Religious extremists have launched a crusade against the Girl Scouts.

Churches throughout the United States are ousting troops from meeting on their premises and urging parents to yank their daughters from the group. At the same time, a boycott of Girl Scout cookies is underway.

According to its critics, the Girl Scouts is a secular organization that promotes birth control, paganism, abortion and – the ultimate evil of all, according to right-wing Christians – homosexuality. Their growing smear campaign, conducted through social media, contends that the group is affiliated with Planned Parenthood, the far right’s current bogeyman.

America’s Girl Scouts have repeatedly countered the right’s charges, maintaining they have no stance on birth control and abortion.

The cookie boycott was launched by a group calling itself Honest Girl Scouts, a front group for Mission America’s obsessively anti-gay Linda Harvey. She is known for her frequent tirades against “the homosexual community” and has claimed, among many other bizarre things, that all gays “hate Jesus Christ and His followers.”

Harvey is incensed that a Colorado Girl Scouts troop decided to allow a 7-year-old transgender girl to join.

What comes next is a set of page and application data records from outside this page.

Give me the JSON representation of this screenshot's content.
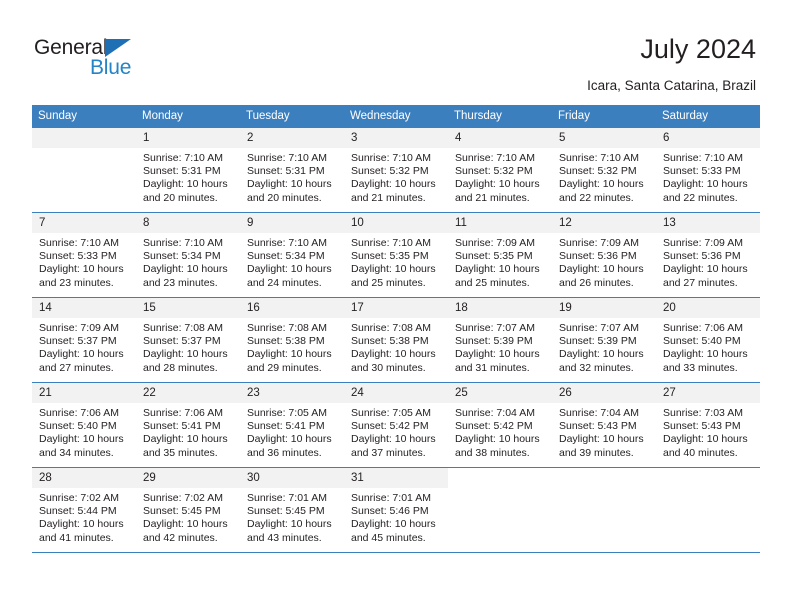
{
  "brand": {
    "name_dark": "General",
    "name_blue": "Blue",
    "triangle_color": "#1f6fb5",
    "blue_color": "#2484c6"
  },
  "header": {
    "title": "July 2024",
    "subtitle": "Icara, Santa Catarina, Brazil"
  },
  "theme": {
    "header_row_bg": "#3c7fbf",
    "day_number_bg": "#f2f2f2",
    "text_color": "#231f20"
  },
  "weekday_headers": [
    "Sunday",
    "Monday",
    "Tuesday",
    "Wednesday",
    "Thursday",
    "Friday",
    "Saturday"
  ],
  "weeks": [
    [
      {
        "day": "",
        "sunrise": "",
        "sunset": "",
        "daylight_line1": "",
        "daylight_line2": ""
      },
      {
        "day": "1",
        "sunrise": "Sunrise: 7:10 AM",
        "sunset": "Sunset: 5:31 PM",
        "daylight_line1": "Daylight: 10 hours",
        "daylight_line2": "and 20 minutes."
      },
      {
        "day": "2",
        "sunrise": "Sunrise: 7:10 AM",
        "sunset": "Sunset: 5:31 PM",
        "daylight_line1": "Daylight: 10 hours",
        "daylight_line2": "and 20 minutes."
      },
      {
        "day": "3",
        "sunrise": "Sunrise: 7:10 AM",
        "sunset": "Sunset: 5:32 PM",
        "daylight_line1": "Daylight: 10 hours",
        "daylight_line2": "and 21 minutes."
      },
      {
        "day": "4",
        "sunrise": "Sunrise: 7:10 AM",
        "sunset": "Sunset: 5:32 PM",
        "daylight_line1": "Daylight: 10 hours",
        "daylight_line2": "and 21 minutes."
      },
      {
        "day": "5",
        "sunrise": "Sunrise: 7:10 AM",
        "sunset": "Sunset: 5:32 PM",
        "daylight_line1": "Daylight: 10 hours",
        "daylight_line2": "and 22 minutes."
      },
      {
        "day": "6",
        "sunrise": "Sunrise: 7:10 AM",
        "sunset": "Sunset: 5:33 PM",
        "daylight_line1": "Daylight: 10 hours",
        "daylight_line2": "and 22 minutes."
      }
    ],
    [
      {
        "day": "7",
        "sunrise": "Sunrise: 7:10 AM",
        "sunset": "Sunset: 5:33 PM",
        "daylight_line1": "Daylight: 10 hours",
        "daylight_line2": "and 23 minutes."
      },
      {
        "day": "8",
        "sunrise": "Sunrise: 7:10 AM",
        "sunset": "Sunset: 5:34 PM",
        "daylight_line1": "Daylight: 10 hours",
        "daylight_line2": "and 23 minutes."
      },
      {
        "day": "9",
        "sunrise": "Sunrise: 7:10 AM",
        "sunset": "Sunset: 5:34 PM",
        "daylight_line1": "Daylight: 10 hours",
        "daylight_line2": "and 24 minutes."
      },
      {
        "day": "10",
        "sunrise": "Sunrise: 7:10 AM",
        "sunset": "Sunset: 5:35 PM",
        "daylight_line1": "Daylight: 10 hours",
        "daylight_line2": "and 25 minutes."
      },
      {
        "day": "11",
        "sunrise": "Sunrise: 7:09 AM",
        "sunset": "Sunset: 5:35 PM",
        "daylight_line1": "Daylight: 10 hours",
        "daylight_line2": "and 25 minutes."
      },
      {
        "day": "12",
        "sunrise": "Sunrise: 7:09 AM",
        "sunset": "Sunset: 5:36 PM",
        "daylight_line1": "Daylight: 10 hours",
        "daylight_line2": "and 26 minutes."
      },
      {
        "day": "13",
        "sunrise": "Sunrise: 7:09 AM",
        "sunset": "Sunset: 5:36 PM",
        "daylight_line1": "Daylight: 10 hours",
        "daylight_line2": "and 27 minutes."
      }
    ],
    [
      {
        "day": "14",
        "sunrise": "Sunrise: 7:09 AM",
        "sunset": "Sunset: 5:37 PM",
        "daylight_line1": "Daylight: 10 hours",
        "daylight_line2": "and 27 minutes."
      },
      {
        "day": "15",
        "sunrise": "Sunrise: 7:08 AM",
        "sunset": "Sunset: 5:37 PM",
        "daylight_line1": "Daylight: 10 hours",
        "daylight_line2": "and 28 minutes."
      },
      {
        "day": "16",
        "sunrise": "Sunrise: 7:08 AM",
        "sunset": "Sunset: 5:38 PM",
        "daylight_line1": "Daylight: 10 hours",
        "daylight_line2": "and 29 minutes."
      },
      {
        "day": "17",
        "sunrise": "Sunrise: 7:08 AM",
        "sunset": "Sunset: 5:38 PM",
        "daylight_line1": "Daylight: 10 hours",
        "daylight_line2": "and 30 minutes."
      },
      {
        "day": "18",
        "sunrise": "Sunrise: 7:07 AM",
        "sunset": "Sunset: 5:39 PM",
        "daylight_line1": "Daylight: 10 hours",
        "daylight_line2": "and 31 minutes."
      },
      {
        "day": "19",
        "sunrise": "Sunrise: 7:07 AM",
        "sunset": "Sunset: 5:39 PM",
        "daylight_line1": "Daylight: 10 hours",
        "daylight_line2": "and 32 minutes."
      },
      {
        "day": "20",
        "sunrise": "Sunrise: 7:06 AM",
        "sunset": "Sunset: 5:40 PM",
        "daylight_line1": "Daylight: 10 hours",
        "daylight_line2": "and 33 minutes."
      }
    ],
    [
      {
        "day": "21",
        "sunrise": "Sunrise: 7:06 AM",
        "sunset": "Sunset: 5:40 PM",
        "daylight_line1": "Daylight: 10 hours",
        "daylight_line2": "and 34 minutes."
      },
      {
        "day": "22",
        "sunrise": "Sunrise: 7:06 AM",
        "sunset": "Sunset: 5:41 PM",
        "daylight_line1": "Daylight: 10 hours",
        "daylight_line2": "and 35 minutes."
      },
      {
        "day": "23",
        "sunrise": "Sunrise: 7:05 AM",
        "sunset": "Sunset: 5:41 PM",
        "daylight_line1": "Daylight: 10 hours",
        "daylight_line2": "and 36 minutes."
      },
      {
        "day": "24",
        "sunrise": "Sunrise: 7:05 AM",
        "sunset": "Sunset: 5:42 PM",
        "daylight_line1": "Daylight: 10 hours",
        "daylight_line2": "and 37 minutes."
      },
      {
        "day": "25",
        "sunrise": "Sunrise: 7:04 AM",
        "sunset": "Sunset: 5:42 PM",
        "daylight_line1": "Daylight: 10 hours",
        "daylight_line2": "and 38 minutes."
      },
      {
        "day": "26",
        "sunrise": "Sunrise: 7:04 AM",
        "sunset": "Sunset: 5:43 PM",
        "daylight_line1": "Daylight: 10 hours",
        "daylight_line2": "and 39 minutes."
      },
      {
        "day": "27",
        "sunrise": "Sunrise: 7:03 AM",
        "sunset": "Sunset: 5:43 PM",
        "daylight_line1": "Daylight: 10 hours",
        "daylight_line2": "and 40 minutes."
      }
    ],
    [
      {
        "day": "28",
        "sunrise": "Sunrise: 7:02 AM",
        "sunset": "Sunset: 5:44 PM",
        "daylight_line1": "Daylight: 10 hours",
        "daylight_line2": "and 41 minutes."
      },
      {
        "day": "29",
        "sunrise": "Sunrise: 7:02 AM",
        "sunset": "Sunset: 5:45 PM",
        "daylight_line1": "Daylight: 10 hours",
        "daylight_line2": "and 42 minutes."
      },
      {
        "day": "30",
        "sunrise": "Sunrise: 7:01 AM",
        "sunset": "Sunset: 5:45 PM",
        "daylight_line1": "Daylight: 10 hours",
        "daylight_line2": "and 43 minutes."
      },
      {
        "day": "31",
        "sunrise": "Sunrise: 7:01 AM",
        "sunset": "Sunset: 5:46 PM",
        "daylight_line1": "Daylight: 10 hours",
        "daylight_line2": "and 45 minutes."
      },
      {
        "day": "",
        "sunrise": "",
        "sunset": "",
        "daylight_line1": "",
        "daylight_line2": ""
      },
      {
        "day": "",
        "sunrise": "",
        "sunset": "",
        "daylight_line1": "",
        "daylight_line2": ""
      },
      {
        "day": "",
        "sunrise": "",
        "sunset": "",
        "daylight_line1": "",
        "daylight_line2": ""
      }
    ]
  ]
}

Selling Girl Scout cookies is an all-American tradition that teaches girls about enterprise, teamwork and business management.

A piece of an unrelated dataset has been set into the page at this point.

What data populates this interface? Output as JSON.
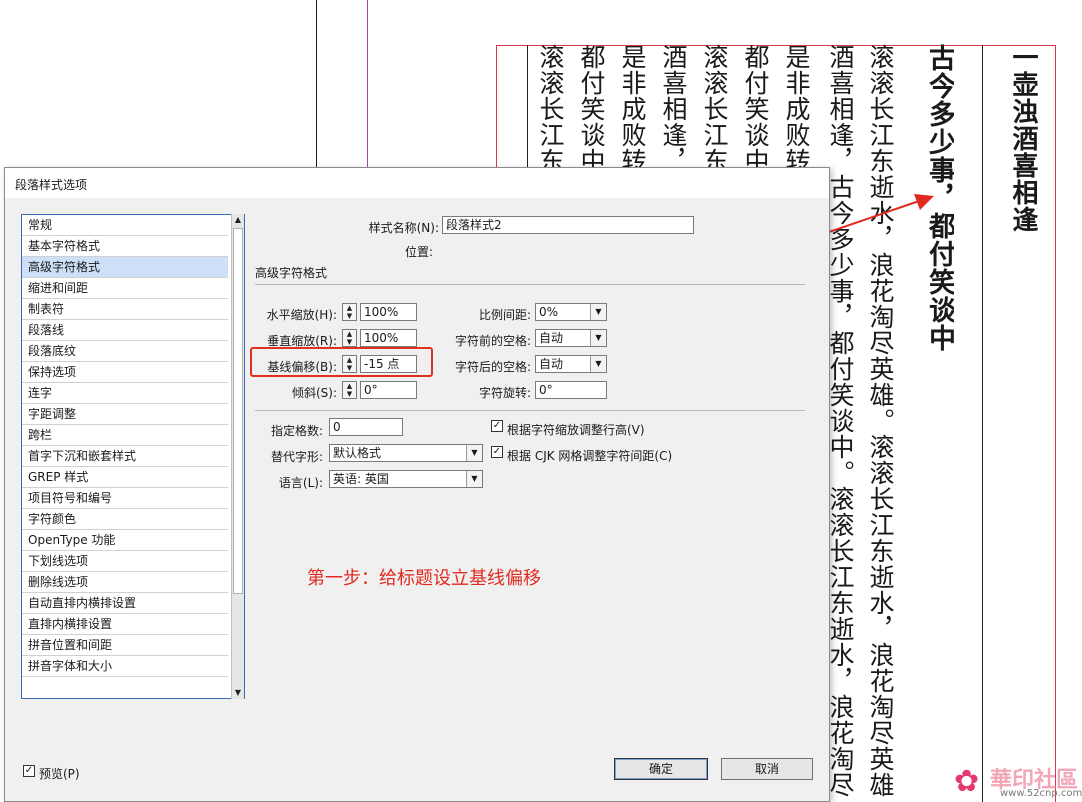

Radical-right group calls for boycott of Girl Scout cookies

A Ventura County Girl Scout released a video calling for a boycott of the group’s popular cookies over what she calls its “radical homosexual agenda.”

“Taylor,” as the girl is identified, is a 14-year-old girl who said she was mortified by Girl Scout officials’ recent decision to allow a 7-year-old transgender girl to join a Colorado-based troop.In her video, Taylor warned that proceeds from the sales of Girl Scout cookies “push a radical homosexual agenda at the expense of the Scouts’ safety.”

Taylor’s video is posted on the far-right websiteHonestGirlScounts.com. The home page has a variety of articles linking Girl Scouts of USA to what it calls “radical” groups such as Planned Parenthood and “radical” ideas, such as STD prevention and birth control.

The site calls on the organization to “eliminate sex education from Girl Scout permission and curricula.”Honest Girl Scouts is calling for the Scouts to cut ties with the World Association of Girl Guides and Girl Scouts (WAGGGS) over its “friendship” with Planned Parenthood “and its worldwide agenda of explicit sexual education for young children.”

The religious right group claims that Girl Scouts of USA new CEO Anna Maria Chavez is a member of a “pro-abortion feminist coalition.”

Girl Scout officials have denied that cookie proceeds support any agenda but instead help to fund local troop activities.